Scientists and doctors leading the charge in the fight against cancer are set to share their life saving research at a free open day.
Cancer Research UK’s Beatson Institute in Bearsden is playing a key part in the Glasgow Science Festival by throwing open their doors to visitors on Saturday, June 7,between 10am and 2pm.
Places are still available on 30 minute laboratory tours which showcase just some of the pioneering research underway to beat cancer sooner.
Kirsteen Campbell, event organiser, said: “I work with lots of inspiring and dedicated cancer researchers, nurses and doctors.
“We’ll be giving folk the opportunity to see what cancer looks like, how it behaves in the body and hear about cancer in a way that I hope will help people understand what we know and what progress is being made.
“Every year, tens of thousands more people are surviving cancer a decade after diagnosis, showing that we’re gradually reversing the tide on this devastating disease. This is thanks to the work of our scientists and doctors, but none of it would be possible without the generosity of the public, whose donations we rely on to fund all our research.”
New figures reveal that 50 per cent of people diagnosed with cancer today in the UK will survive the disease for at least 10 years.* In the early 1970s just a quarter of people diagnosed with cancer in the UK survived 10 years.
Now Cancer Research UK has set out an ambitious new strategy to accelerate progress with the ambition that three-quarters (75 per cent) of all cancer patients diagnosed in 20 years time will survive at least 10 years.
Visitors to the open day at Cancer Research UK’s Beatson Institute will have the chance to take a cheek swab and examine their own cells under a microscope. There will also be a fascinating display pinpointing key discoveries over the decades along with where they sit with other major world events like man landing on the moon for the first time.
Cancer Research UK spends more than £24million a year in Glasgow on some of the UK’s leading scientific and clinical research. Scientists at the Beatson Institure are exploring how cancer cells grow, survive and spread.
They are also studying the fundamental processes that allow cells to develop into cancer. They are investigating the molecular changes that happen in normal bowel cells that ultimately lead to cancer. Finding out more about this process will help scientists to find new ways to prevent and treat the disease.
Bearsden is home to a thriving community of world-class cancer scientists and doctors, who are working to reduce the devastating impact of this disease, not only locally, but around the world. Our scientists in Glasgow first manufactured the brain cancer drug, temozolomide. Thousands of people now benefit from treatment with this drug worldwide.

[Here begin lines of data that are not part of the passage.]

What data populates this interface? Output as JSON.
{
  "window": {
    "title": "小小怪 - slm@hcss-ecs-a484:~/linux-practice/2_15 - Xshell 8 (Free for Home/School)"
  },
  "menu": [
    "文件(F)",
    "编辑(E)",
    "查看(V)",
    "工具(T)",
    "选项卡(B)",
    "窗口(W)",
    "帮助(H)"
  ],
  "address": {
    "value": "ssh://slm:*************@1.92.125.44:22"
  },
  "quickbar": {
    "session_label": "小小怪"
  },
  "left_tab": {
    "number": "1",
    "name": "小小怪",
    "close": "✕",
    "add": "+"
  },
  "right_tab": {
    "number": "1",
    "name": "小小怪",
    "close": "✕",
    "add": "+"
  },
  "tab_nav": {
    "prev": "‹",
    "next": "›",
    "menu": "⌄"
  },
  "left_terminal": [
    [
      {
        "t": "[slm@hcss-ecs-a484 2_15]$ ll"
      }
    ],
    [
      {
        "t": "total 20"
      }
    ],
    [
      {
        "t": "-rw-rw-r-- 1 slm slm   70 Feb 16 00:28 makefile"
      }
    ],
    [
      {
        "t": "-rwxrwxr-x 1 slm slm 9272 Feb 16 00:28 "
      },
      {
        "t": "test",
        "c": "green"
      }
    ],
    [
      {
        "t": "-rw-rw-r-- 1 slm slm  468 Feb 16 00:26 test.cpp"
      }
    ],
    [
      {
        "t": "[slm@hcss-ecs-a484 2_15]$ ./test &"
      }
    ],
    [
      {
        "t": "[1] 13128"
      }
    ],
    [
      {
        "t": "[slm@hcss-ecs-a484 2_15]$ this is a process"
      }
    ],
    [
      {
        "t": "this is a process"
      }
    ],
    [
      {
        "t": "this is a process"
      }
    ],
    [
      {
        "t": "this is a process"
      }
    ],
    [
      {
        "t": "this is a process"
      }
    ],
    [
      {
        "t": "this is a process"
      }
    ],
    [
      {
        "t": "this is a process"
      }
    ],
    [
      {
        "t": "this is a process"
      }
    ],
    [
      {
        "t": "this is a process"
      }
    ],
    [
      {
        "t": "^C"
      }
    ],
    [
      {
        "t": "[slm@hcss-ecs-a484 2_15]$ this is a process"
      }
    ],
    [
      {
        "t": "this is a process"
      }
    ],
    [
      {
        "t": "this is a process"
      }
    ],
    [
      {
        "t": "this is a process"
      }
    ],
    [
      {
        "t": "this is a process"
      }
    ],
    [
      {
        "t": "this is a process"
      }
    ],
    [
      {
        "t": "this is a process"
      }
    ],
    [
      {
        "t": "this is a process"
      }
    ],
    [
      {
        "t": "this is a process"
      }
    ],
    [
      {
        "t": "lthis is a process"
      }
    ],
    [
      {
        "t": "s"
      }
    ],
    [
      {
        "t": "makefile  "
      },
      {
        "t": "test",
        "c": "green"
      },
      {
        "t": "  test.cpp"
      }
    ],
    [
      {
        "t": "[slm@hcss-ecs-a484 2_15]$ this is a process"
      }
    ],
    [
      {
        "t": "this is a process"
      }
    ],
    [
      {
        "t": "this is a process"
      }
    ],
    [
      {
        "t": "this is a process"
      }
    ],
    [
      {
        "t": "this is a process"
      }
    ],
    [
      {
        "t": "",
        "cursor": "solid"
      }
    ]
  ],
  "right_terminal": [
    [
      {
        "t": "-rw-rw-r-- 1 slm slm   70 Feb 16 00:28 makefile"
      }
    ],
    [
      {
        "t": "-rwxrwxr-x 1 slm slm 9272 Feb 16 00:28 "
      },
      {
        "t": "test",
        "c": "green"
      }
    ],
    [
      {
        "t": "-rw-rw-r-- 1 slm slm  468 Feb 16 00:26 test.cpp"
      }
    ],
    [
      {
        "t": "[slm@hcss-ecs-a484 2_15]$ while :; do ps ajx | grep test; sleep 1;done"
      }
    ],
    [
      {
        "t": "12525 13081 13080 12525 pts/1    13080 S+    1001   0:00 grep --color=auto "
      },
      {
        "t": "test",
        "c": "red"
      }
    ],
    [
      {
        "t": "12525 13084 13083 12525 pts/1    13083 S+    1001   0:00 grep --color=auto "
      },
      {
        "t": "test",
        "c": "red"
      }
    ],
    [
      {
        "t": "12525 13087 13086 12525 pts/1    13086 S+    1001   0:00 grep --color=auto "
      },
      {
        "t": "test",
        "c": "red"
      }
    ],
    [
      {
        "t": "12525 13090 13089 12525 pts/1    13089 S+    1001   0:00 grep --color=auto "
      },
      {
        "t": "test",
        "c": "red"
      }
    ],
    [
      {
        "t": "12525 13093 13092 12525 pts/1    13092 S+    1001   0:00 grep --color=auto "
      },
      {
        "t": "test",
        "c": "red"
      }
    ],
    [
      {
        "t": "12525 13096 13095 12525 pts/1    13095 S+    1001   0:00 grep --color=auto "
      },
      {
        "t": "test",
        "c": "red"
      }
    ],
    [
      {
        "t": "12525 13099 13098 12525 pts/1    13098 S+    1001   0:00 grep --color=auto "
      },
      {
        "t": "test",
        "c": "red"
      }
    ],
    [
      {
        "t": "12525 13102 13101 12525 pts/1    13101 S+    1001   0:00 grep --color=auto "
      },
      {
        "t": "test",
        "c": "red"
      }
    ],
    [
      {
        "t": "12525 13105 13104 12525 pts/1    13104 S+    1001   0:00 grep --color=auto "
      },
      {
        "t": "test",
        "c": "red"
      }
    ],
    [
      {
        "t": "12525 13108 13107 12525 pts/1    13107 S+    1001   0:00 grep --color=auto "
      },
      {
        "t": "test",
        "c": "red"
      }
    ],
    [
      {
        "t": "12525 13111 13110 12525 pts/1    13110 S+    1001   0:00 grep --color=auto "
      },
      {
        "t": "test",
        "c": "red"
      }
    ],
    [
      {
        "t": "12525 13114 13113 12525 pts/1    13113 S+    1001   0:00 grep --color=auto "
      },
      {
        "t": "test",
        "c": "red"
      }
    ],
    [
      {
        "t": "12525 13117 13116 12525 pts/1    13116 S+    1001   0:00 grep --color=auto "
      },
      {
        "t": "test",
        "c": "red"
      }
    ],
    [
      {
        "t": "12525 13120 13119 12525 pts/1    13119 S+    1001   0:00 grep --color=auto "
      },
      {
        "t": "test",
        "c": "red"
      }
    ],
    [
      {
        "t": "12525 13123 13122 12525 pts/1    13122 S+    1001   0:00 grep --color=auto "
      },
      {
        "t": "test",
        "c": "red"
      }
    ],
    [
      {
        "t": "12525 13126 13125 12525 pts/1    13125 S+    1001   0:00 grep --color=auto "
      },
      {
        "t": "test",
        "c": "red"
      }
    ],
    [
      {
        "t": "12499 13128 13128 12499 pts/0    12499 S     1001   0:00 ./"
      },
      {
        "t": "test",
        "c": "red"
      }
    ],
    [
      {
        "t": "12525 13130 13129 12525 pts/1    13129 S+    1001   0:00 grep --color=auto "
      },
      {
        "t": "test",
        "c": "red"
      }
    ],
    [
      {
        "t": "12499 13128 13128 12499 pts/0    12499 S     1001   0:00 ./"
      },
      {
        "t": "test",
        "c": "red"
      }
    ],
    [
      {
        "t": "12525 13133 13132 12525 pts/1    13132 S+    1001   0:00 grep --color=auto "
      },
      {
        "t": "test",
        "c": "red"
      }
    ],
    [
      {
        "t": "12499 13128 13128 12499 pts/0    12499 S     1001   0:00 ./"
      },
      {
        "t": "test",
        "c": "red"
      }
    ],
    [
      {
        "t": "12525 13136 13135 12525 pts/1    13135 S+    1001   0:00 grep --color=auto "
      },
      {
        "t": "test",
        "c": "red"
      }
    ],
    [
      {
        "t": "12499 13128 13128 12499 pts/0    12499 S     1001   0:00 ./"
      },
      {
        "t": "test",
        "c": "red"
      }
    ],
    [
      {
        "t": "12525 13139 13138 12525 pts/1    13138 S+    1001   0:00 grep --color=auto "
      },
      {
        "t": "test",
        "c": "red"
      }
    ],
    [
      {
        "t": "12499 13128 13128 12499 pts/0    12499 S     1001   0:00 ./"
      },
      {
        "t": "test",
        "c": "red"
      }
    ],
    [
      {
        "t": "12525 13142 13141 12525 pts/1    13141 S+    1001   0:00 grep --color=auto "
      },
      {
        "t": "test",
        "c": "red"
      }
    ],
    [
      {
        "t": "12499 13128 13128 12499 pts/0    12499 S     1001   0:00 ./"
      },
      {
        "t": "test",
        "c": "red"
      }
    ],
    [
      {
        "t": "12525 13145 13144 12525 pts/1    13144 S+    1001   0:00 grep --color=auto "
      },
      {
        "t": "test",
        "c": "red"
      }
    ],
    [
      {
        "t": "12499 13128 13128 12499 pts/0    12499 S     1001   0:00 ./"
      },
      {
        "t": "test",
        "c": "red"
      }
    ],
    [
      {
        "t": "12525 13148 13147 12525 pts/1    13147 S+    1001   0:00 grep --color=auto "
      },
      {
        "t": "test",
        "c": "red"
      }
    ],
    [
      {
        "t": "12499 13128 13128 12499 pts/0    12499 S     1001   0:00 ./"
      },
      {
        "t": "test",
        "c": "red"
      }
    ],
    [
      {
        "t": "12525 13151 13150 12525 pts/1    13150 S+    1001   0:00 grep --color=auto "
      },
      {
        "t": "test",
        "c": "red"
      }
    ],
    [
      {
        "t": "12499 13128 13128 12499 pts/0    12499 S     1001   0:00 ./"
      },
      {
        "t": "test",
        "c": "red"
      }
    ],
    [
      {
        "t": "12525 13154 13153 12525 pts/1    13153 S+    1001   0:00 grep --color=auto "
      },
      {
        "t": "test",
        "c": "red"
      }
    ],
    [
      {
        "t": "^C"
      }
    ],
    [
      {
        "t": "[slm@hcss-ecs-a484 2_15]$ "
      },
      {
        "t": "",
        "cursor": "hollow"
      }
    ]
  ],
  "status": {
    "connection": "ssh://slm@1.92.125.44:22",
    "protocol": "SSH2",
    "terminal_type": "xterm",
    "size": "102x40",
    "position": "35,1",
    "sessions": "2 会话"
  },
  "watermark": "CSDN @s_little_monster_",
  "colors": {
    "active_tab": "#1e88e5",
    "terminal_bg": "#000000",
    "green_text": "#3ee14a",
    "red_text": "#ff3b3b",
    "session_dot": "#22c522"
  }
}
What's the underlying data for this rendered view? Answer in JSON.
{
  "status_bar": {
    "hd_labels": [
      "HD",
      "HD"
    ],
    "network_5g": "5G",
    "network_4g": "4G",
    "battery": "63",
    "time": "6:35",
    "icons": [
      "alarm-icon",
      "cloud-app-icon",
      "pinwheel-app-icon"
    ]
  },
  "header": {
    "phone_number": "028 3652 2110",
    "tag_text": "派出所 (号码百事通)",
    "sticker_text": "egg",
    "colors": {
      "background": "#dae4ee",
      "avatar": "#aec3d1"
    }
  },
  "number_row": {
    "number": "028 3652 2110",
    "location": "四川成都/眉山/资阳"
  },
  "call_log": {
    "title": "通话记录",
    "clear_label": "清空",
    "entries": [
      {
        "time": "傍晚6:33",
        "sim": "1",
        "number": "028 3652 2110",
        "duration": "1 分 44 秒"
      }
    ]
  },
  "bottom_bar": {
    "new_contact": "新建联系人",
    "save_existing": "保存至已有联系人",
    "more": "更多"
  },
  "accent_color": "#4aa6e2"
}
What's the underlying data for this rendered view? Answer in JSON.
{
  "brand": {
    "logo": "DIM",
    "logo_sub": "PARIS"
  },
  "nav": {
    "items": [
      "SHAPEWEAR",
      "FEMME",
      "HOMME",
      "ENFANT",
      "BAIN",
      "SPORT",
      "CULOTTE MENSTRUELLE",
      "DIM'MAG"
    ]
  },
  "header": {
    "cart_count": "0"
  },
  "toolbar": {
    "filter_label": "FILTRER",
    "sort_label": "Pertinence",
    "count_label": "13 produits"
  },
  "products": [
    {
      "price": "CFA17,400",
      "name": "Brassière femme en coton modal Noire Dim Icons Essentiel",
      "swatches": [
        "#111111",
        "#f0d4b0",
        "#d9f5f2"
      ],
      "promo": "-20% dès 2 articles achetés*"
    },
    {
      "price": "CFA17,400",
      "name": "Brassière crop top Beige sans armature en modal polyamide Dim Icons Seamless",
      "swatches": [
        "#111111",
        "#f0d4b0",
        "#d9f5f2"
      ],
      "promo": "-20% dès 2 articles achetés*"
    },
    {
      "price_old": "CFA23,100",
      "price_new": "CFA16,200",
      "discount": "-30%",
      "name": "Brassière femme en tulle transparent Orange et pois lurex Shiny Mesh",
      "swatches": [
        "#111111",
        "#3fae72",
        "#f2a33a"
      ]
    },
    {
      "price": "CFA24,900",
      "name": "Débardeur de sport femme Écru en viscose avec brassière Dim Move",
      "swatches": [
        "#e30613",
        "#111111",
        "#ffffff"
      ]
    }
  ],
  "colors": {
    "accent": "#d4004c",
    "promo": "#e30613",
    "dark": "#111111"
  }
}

The laboratory tours at Cancer Research UK’s Beatson Institute, Switchback Road, G61 1BD are only open to people aged 16 or above and are held at 10.30am, 11.30am and 12.30pm. Children are welcome to attend the rest of the open day. To book a lab tour go to http://www.glasgowsciencefestival.org.uk/